[Entries provided]

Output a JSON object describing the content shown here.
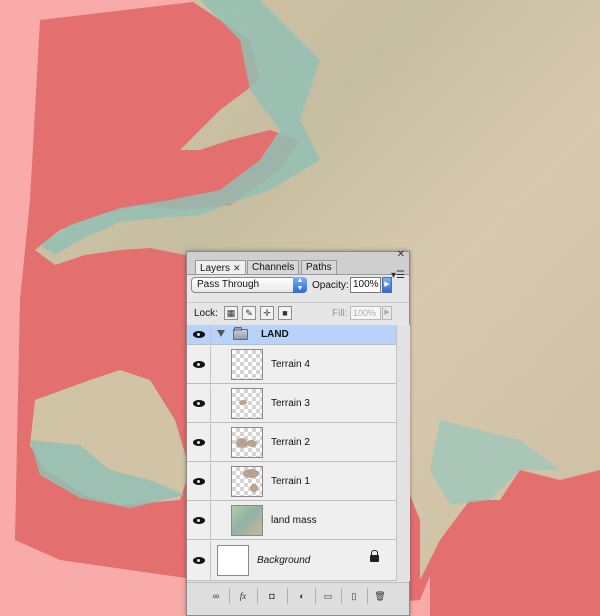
{
  "canvas": {
    "colors": {
      "water_overlay": "#e86a6a",
      "land_green": "#8fc2b6",
      "land_tan": "#d9c8ac"
    }
  },
  "layers_panel": {
    "tabs": [
      {
        "label": "Layers",
        "active": true
      },
      {
        "label": "Channels",
        "active": false
      },
      {
        "label": "Paths",
        "active": false
      }
    ],
    "blend_mode": "Pass Through",
    "opacity_label": "Opacity:",
    "opacity_value": "100%",
    "lock_label": "Lock:",
    "fill_label": "Fill:",
    "fill_value": "100%",
    "group": {
      "name": "LAND",
      "expanded": true
    },
    "layers": [
      {
        "name": "Terrain 4",
        "visible": true
      },
      {
        "name": "Terrain 3",
        "visible": true
      },
      {
        "name": "Terrain 2",
        "visible": true
      },
      {
        "name": "Terrain 1",
        "visible": true
      },
      {
        "name": "land mass",
        "visible": true
      }
    ],
    "background": {
      "name": "Background",
      "locked": true,
      "visible": true
    },
    "toolbar": {
      "link_icon": "∞",
      "fx_icon": "fx",
      "mask_icon": "◘",
      "adjustment_icon": "◐",
      "new_group_icon": "▭",
      "new_layer_icon": "▯",
      "delete_icon": "🗑"
    },
    "colors": {
      "selected_row": "#b9d3f8",
      "accent_blue": "#2b6ad8"
    }
  }
}
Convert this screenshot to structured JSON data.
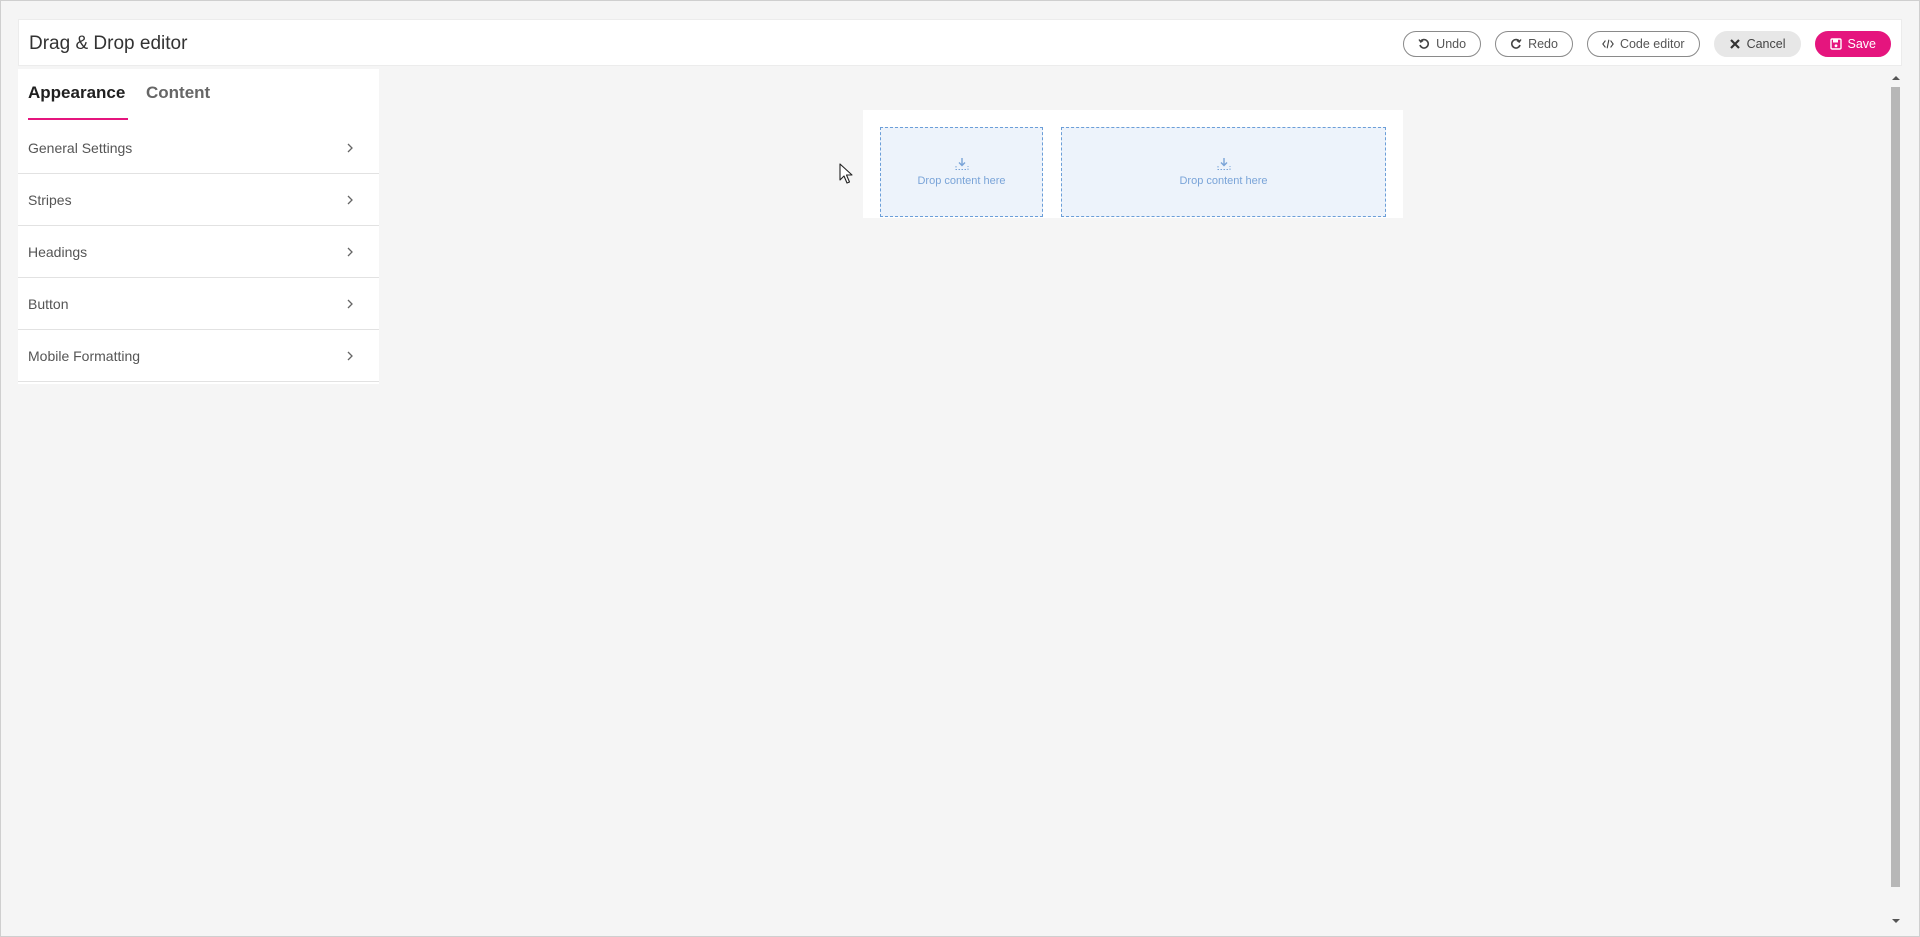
{
  "header": {
    "title": "Drag & Drop editor",
    "buttons": {
      "undo": "Undo",
      "redo": "Redo",
      "code_editor": "Code editor",
      "cancel": "Cancel",
      "save": "Save"
    }
  },
  "sidebar": {
    "tabs": [
      {
        "label": "Appearance",
        "active": true
      },
      {
        "label": "Content",
        "active": false
      }
    ],
    "items": [
      {
        "label": "General Settings"
      },
      {
        "label": "Stripes"
      },
      {
        "label": "Headings"
      },
      {
        "label": "Button"
      },
      {
        "label": "Mobile Formatting"
      }
    ]
  },
  "canvas": {
    "dropzones": [
      {
        "label": "Drop content here"
      },
      {
        "label": "Drop content here"
      }
    ]
  },
  "colors": {
    "accent": "#e5157e",
    "dropzone_border": "#6b9ed8",
    "dropzone_bg": "#edf3fb"
  }
}
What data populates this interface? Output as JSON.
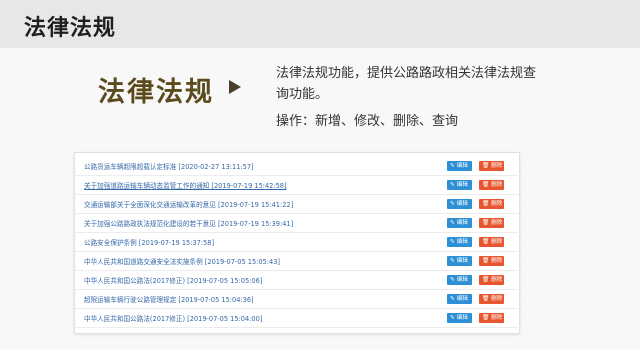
{
  "header": {
    "title": "法律法规"
  },
  "feature": {
    "title": "法律法规",
    "description": "法律法规功能，提供公路路政相关法律法规查询功能。",
    "operations": "操作：新增、修改、删除、查询"
  },
  "buttons": {
    "edit_label": "编辑",
    "delete_label": "删除"
  },
  "regulations": [
    {
      "title": "公路货运车辆超限超载认定标准",
      "date": "[2020-02-27 13:11:57]"
    },
    {
      "title": "关于加强道路运输车辆动态监管工作的通知",
      "date": "[2019-07-19 15:42:58]"
    },
    {
      "title": "交通运输部关于全面深化交通运输改革的意见",
      "date": "[2019-07-19 15:41:22]"
    },
    {
      "title": "关于加强公路路政执法规范化建设的若干意见",
      "date": "[2019-07-19 15:39:41]"
    },
    {
      "title": "公路安全保护条例",
      "date": "[2019-07-19 15:37:58]"
    },
    {
      "title": "中华人民共和国道路交通安全法实施条例",
      "date": "[2019-07-05 15:05:43]"
    },
    {
      "title": "中华人民共和国公路法(2017修正)",
      "date": "[2019-07-05 15:05:06]"
    },
    {
      "title": "超限运输车辆行驶公路管理规定",
      "date": "[2019-07-05 15:04:36]"
    },
    {
      "title": "中华人民共和国公路法(2017修正)",
      "date": "[2019-07-05 15:04:00]"
    }
  ]
}
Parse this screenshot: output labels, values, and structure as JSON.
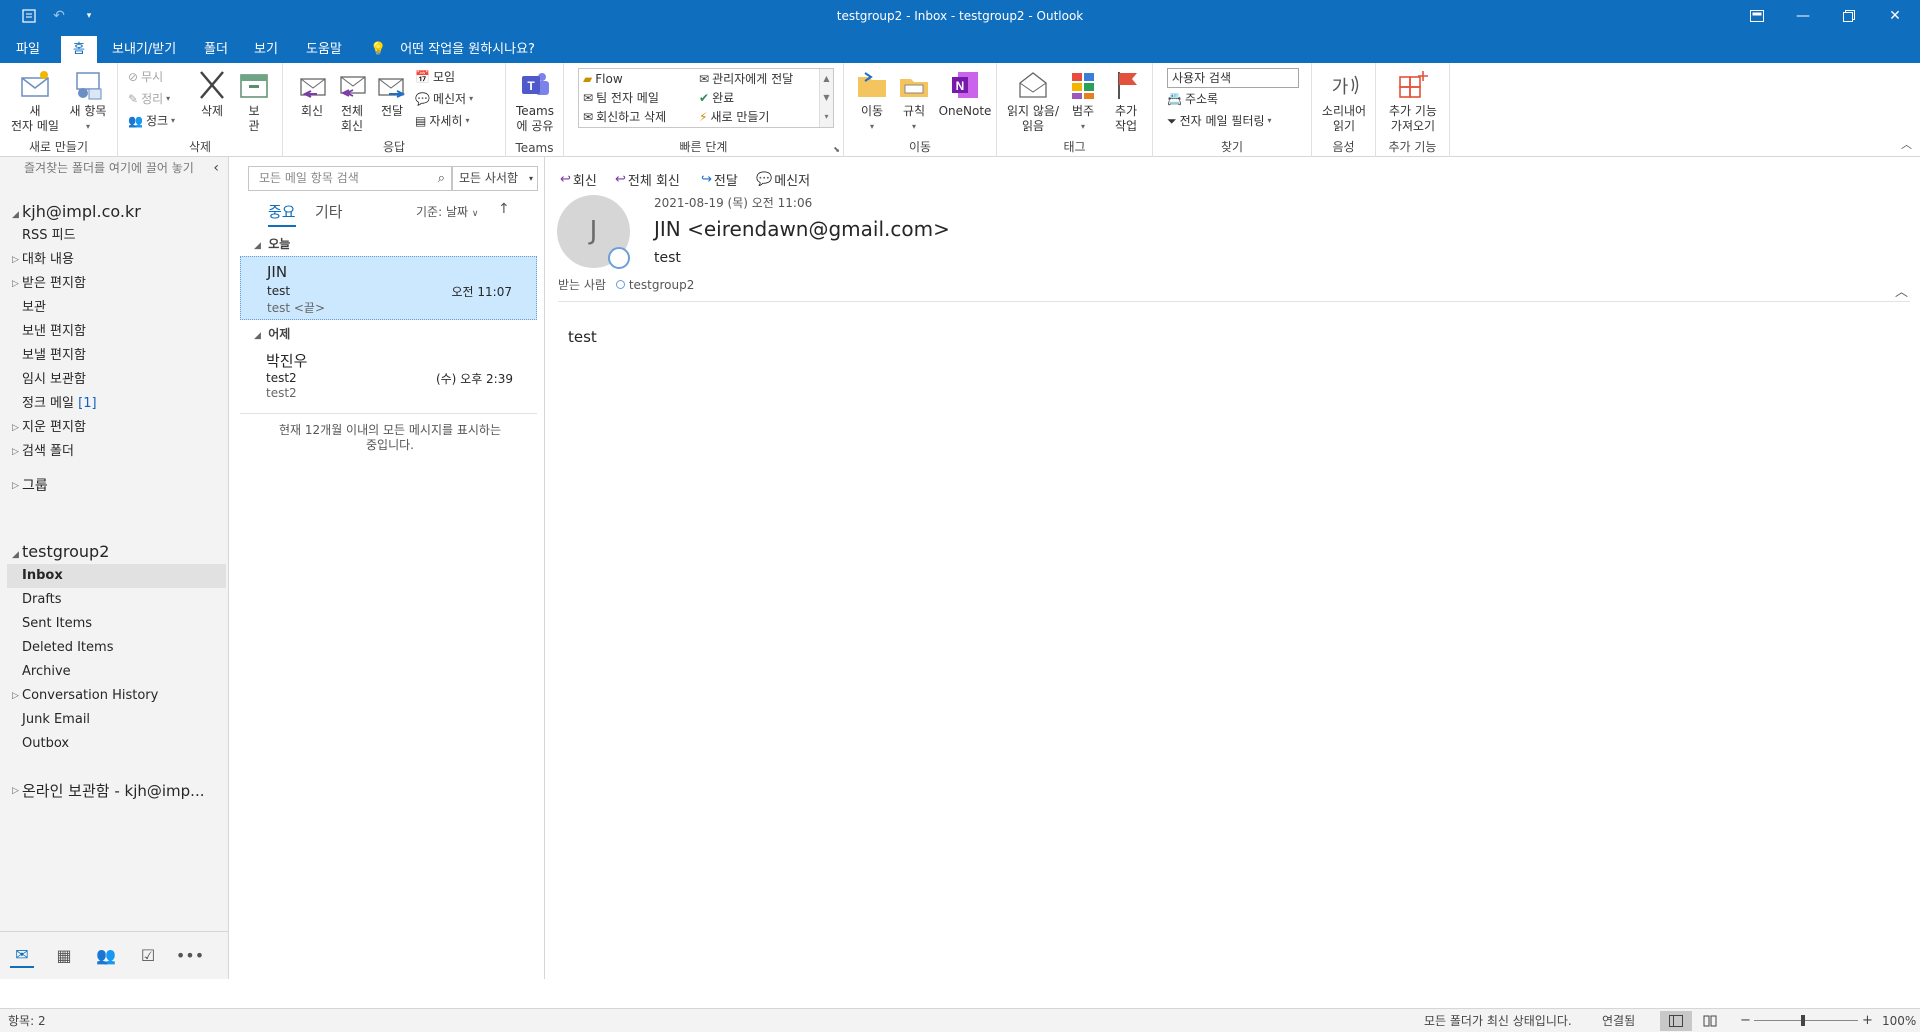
{
  "window": {
    "title": "testgroup2 - Inbox - testgroup2  -  Outlook",
    "controls": [
      "restore-down",
      "minimize",
      "maximize",
      "close"
    ]
  },
  "menu": {
    "tabs": [
      "파일",
      "홈",
      "보내기/받기",
      "폴더",
      "보기",
      "도움말"
    ],
    "active_tab": "홈",
    "tell_me": "어떤 작업을 원하시나요?"
  },
  "ribbon": {
    "new": {
      "new_email": "새\n전자 메일",
      "new_items": "새 항목",
      "group": "새로 만들기"
    },
    "delete": {
      "ignore": "무시",
      "cleanup": "정리",
      "junk": "정크",
      "delete": "삭제",
      "archive": "보\n관",
      "group": "삭제"
    },
    "respond": {
      "reply": "회신",
      "reply_all": "전체\n회신",
      "forward": "전달",
      "meeting": "모임",
      "im": "메신저",
      "more": "자세히",
      "group": "응답"
    },
    "teams": {
      "share": "Teams\n에 공유",
      "group": "Teams"
    },
    "quick_steps": {
      "items": [
        "Flow",
        "팀 전자 메일",
        "회신하고 삭제",
        "관리자에게 전달",
        "완료",
        "새로 만들기"
      ],
      "group": "빠른 단계"
    },
    "move": {
      "move": "이동",
      "rules": "규칙",
      "onenote": "OneNote",
      "group": "이동"
    },
    "tags": {
      "unread_read": "읽지 않음/\n읽음",
      "categorize": "범주",
      "followup": "추가\n작업",
      "group": "태그"
    },
    "find": {
      "search_people": "사용자 검색",
      "address_book": "주소록",
      "filter_email": "전자 메일 필터링",
      "group": "찾기"
    },
    "speech": {
      "read_aloud": "소리내어\n읽기",
      "group": "음성"
    },
    "addins": {
      "get_addins": "추가 기능\n가져오기",
      "group": "추가 기능"
    }
  },
  "nav": {
    "favorites_hint": "즐겨찾는 폴더를 여기에 끌어 놓기",
    "account1": {
      "name": "kjh@impl.co.kr",
      "folders": [
        "RSS 피드",
        "대화 내용",
        "받은 편지함",
        "보관",
        "보낸 편지함",
        "보낼 편지함",
        "임시 보관함",
        "정크 메일",
        "지운 편지함",
        "검색 폴더"
      ],
      "junk_count": "[1]"
    },
    "groups": "그룹",
    "account2": {
      "name": "testgroup2",
      "folders": [
        "Inbox",
        "Drafts",
        "Sent Items",
        "Deleted Items",
        "Archive",
        "Conversation History",
        "Junk Email",
        "Outbox"
      ]
    },
    "online_archive": "온라인 보관함 - kjh@imp..."
  },
  "list": {
    "search_placeholder": "모든 메일 항목 검색",
    "scope": "모든 사서함",
    "filter_tabs": [
      "중요",
      "기타"
    ],
    "sort_by": "기준: 날짜",
    "groups": [
      {
        "label": "오늘",
        "messages": [
          {
            "from": "JIN",
            "subject": "test",
            "preview": "test <끝>",
            "time": "오전 11:07",
            "selected": true
          }
        ]
      },
      {
        "label": "어제",
        "messages": [
          {
            "from": "박진우",
            "subject": "test2",
            "preview": "test2",
            "time": "(수) 오후 2:39",
            "selected": false
          }
        ]
      }
    ],
    "footer": "현재 12개월 이내의 모든 메시지를 표시하는\n중입니다."
  },
  "reading": {
    "actions": [
      "회신",
      "전체 회신",
      "전달",
      "메신저"
    ],
    "date": "2021-08-19 (목) 오전 11:06",
    "avatar_initial": "J",
    "from": "JIN <eirendawn@gmail.com>",
    "subject": "test",
    "to_label": "받는 사람",
    "to": "testgroup2",
    "body": "test"
  },
  "status": {
    "items_count": "항목: 2",
    "sync": "모든 폴더가 최신 상태입니다.",
    "connection": "연결됨",
    "zoom": "100%"
  }
}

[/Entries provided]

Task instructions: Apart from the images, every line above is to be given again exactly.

Solution below:
Output a JSON object describing the content shown here.
{
  "canvas": {
    "colors": {
      "water_overlay": "#e86a6a",
      "land_green": "#8fc2b6",
      "land_tan": "#d9c8ac"
    }
  },
  "layers_panel": {
    "tabs": [
      {
        "label": "Layers",
        "active": true
      },
      {
        "label": "Channels",
        "active": false
      },
      {
        "label": "Paths",
        "active": false
      }
    ],
    "blend_mode": "Pass Through",
    "opacity_label": "Opacity:",
    "opacity_value": "100%",
    "lock_label": "Lock:",
    "fill_label": "Fill:",
    "fill_value": "100%",
    "group": {
      "name": "LAND",
      "expanded": true
    },
    "layers": [
      {
        "name": "Terrain 4",
        "visible": true
      },
      {
        "name": "Terrain 3",
        "visible": true
      },
      {
        "name": "Terrain 2",
        "visible": true
      },
      {
        "name": "Terrain 1",
        "visible": true
      },
      {
        "name": "land mass",
        "visible": true
      }
    ],
    "background": {
      "name": "Background",
      "locked": true,
      "visible": true
    },
    "toolbar": {
      "link_icon": "∞",
      "fx_icon": "fx",
      "mask_icon": "◘",
      "adjustment_icon": "◐",
      "new_group_icon": "▭",
      "new_layer_icon": "▯",
      "delete_icon": "🗑"
    },
    "colors": {
      "selected_row": "#b9d3f8",
      "accent_blue": "#2b6ad8"
    }
  }
}
Convert this screenshot to structured JSON data.
{
  "header": {
    "title": "Drag & Drop editor",
    "buttons": {
      "undo": "Undo",
      "redo": "Redo",
      "code_editor": "Code editor",
      "cancel": "Cancel",
      "save": "Save"
    }
  },
  "sidebar": {
    "tabs": [
      {
        "label": "Appearance",
        "active": true
      },
      {
        "label": "Content",
        "active": false
      }
    ],
    "items": [
      {
        "label": "General Settings"
      },
      {
        "label": "Stripes"
      },
      {
        "label": "Headings"
      },
      {
        "label": "Button"
      },
      {
        "label": "Mobile Formatting"
      }
    ]
  },
  "canvas": {
    "dropzones": [
      {
        "label": "Drop content here"
      },
      {
        "label": "Drop content here"
      }
    ]
  },
  "colors": {
    "accent": "#e5157e",
    "dropzone_border": "#6b9ed8",
    "dropzone_bg": "#edf3fb"
  }
}
What data populates this interface? Output as JSON.
{
  "header": {
    "title": "法律法规"
  },
  "feature": {
    "title": "法律法规",
    "description": "法律法规功能，提供公路路政相关法律法规查询功能。",
    "operations": "操作：新增、修改、删除、查询"
  },
  "buttons": {
    "edit_label": "编辑",
    "delete_label": "删除"
  },
  "regulations": [
    {
      "title": "公路货运车辆超限超载认定标准",
      "date": "[2020-02-27 13:11:57]"
    },
    {
      "title": "关于加强道路运输车辆动态监管工作的通知",
      "date": "[2019-07-19 15:42:58]"
    },
    {
      "title": "交通运输部关于全面深化交通运输改革的意见",
      "date": "[2019-07-19 15:41:22]"
    },
    {
      "title": "关于加强公路路政执法规范化建设的若干意见",
      "date": "[2019-07-19 15:39:41]"
    },
    {
      "title": "公路安全保护条例",
      "date": "[2019-07-19 15:37:58]"
    },
    {
      "title": "中华人民共和国道路交通安全法实施条例",
      "date": "[2019-07-05 15:05:43]"
    },
    {
      "title": "中华人民共和国公路法(2017修正)",
      "date": "[2019-07-05 15:05:06]"
    },
    {
      "title": "超限运输车辆行驶公路管理规定",
      "date": "[2019-07-05 15:04:36]"
    },
    {
      "title": "中华人民共和国公路法(2017修正)",
      "date": "[2019-07-05 15:04:00]"
    }
  ]
}
Parse this screenshot: output labels, values, and structure as JSON.
{
  "window": {
    "title": "testgroup2 - Inbox - testgroup2  -  Outlook",
    "controls": [
      "restore-down",
      "minimize",
      "maximize",
      "close"
    ]
  },
  "menu": {
    "tabs": [
      "파일",
      "홈",
      "보내기/받기",
      "폴더",
      "보기",
      "도움말"
    ],
    "active_tab": "홈",
    "tell_me": "어떤 작업을 원하시나요?"
  },
  "ribbon": {
    "new": {
      "new_email": "새\n전자 메일",
      "new_items": "새 항목",
      "group": "새로 만들기"
    },
    "delete": {
      "ignore": "무시",
      "cleanup": "정리",
      "junk": "정크",
      "delete": "삭제",
      "archive": "보\n관",
      "group": "삭제"
    },
    "respond": {
      "reply": "회신",
      "reply_all": "전체\n회신",
      "forward": "전달",
      "meeting": "모임",
      "im": "메신저",
      "more": "자세히",
      "group": "응답"
    },
    "teams": {
      "share": "Teams\n에 공유",
      "group": "Teams"
    },
    "quick_steps": {
      "items": [
        "Flow",
        "팀 전자 메일",
        "회신하고 삭제",
        "관리자에게 전달",
        "완료",
        "새로 만들기"
      ],
      "group": "빠른 단계"
    },
    "move": {
      "move": "이동",
      "rules": "규칙",
      "onenote": "OneNote",
      "group": "이동"
    },
    "tags": {
      "unread_read": "읽지 않음/\n읽음",
      "categorize": "범주",
      "followup": "추가\n작업",
      "group": "태그"
    },
    "find": {
      "search_people": "사용자 검색",
      "address_book": "주소록",
      "filter_email": "전자 메일 필터링",
      "group": "찾기"
    },
    "speech": {
      "read_aloud": "소리내어\n읽기",
      "group": "음성"
    },
    "addins": {
      "get_addins": "추가 기능\n가져오기",
      "group": "추가 기능"
    }
  },
  "nav": {
    "favorites_hint": "즐겨찾는 폴더를 여기에 끌어 놓기",
    "account1": {
      "name": "kjh@impl.co.kr",
      "folders": [
        "RSS 피드",
        "대화 내용",
        "받은 편지함",
        "보관",
        "보낸 편지함",
        "보낼 편지함",
        "임시 보관함",
        "정크 메일",
        "지운 편지함",
        "검색 폴더"
      ],
      "junk_count": "[1]"
    },
    "groups": "그룹",
    "account2": {
      "name": "testgroup2",
      "folders": [
        "Inbox",
        "Drafts",
        "Sent Items",
        "Deleted Items",
        "Archive",
        "Conversation History",
        "Junk Email",
        "Outbox"
      ]
    },
    "online_archive": "온라인 보관함 - kjh@imp..."
  },
  "list": {
    "search_placeholder": "모든 메일 항목 검색",
    "scope": "모든 사서함",
    "filter_tabs": [
      "중요",
      "기타"
    ],
    "sort_by": "기준: 날짜",
    "groups": [
      {
        "label": "오늘",
        "messages": [
          {
            "from": "JIN",
            "subject": "test",
            "preview": "test <끝>",
            "time": "오전 11:07",
            "selected": true
          }
        ]
      },
      {
        "label": "어제",
        "messages": [
          {
            "from": "박진우",
            "subject": "test2",
            "preview": "test2",
            "time": "(수) 오후 2:39",
            "selected": false
          }
        ]
      }
    ],
    "footer": "현재 12개월 이내의 모든 메시지를 표시하는\n중입니다."
  },
  "reading": {
    "actions": [
      "회신",
      "전체 회신",
      "전달",
      "메신저"
    ],
    "date": "2021-08-19 (목) 오전 11:06",
    "avatar_initial": "J",
    "from": "JIN <eirendawn@gmail.com>",
    "subject": "test",
    "to_label": "받는 사람",
    "to": "testgroup2",
    "body": "test"
  },
  "status": {
    "items_count": "항목: 2",
    "sync": "모든 폴더가 최신 상태입니다.",
    "connection": "연결됨",
    "zoom": "100%"
  }
}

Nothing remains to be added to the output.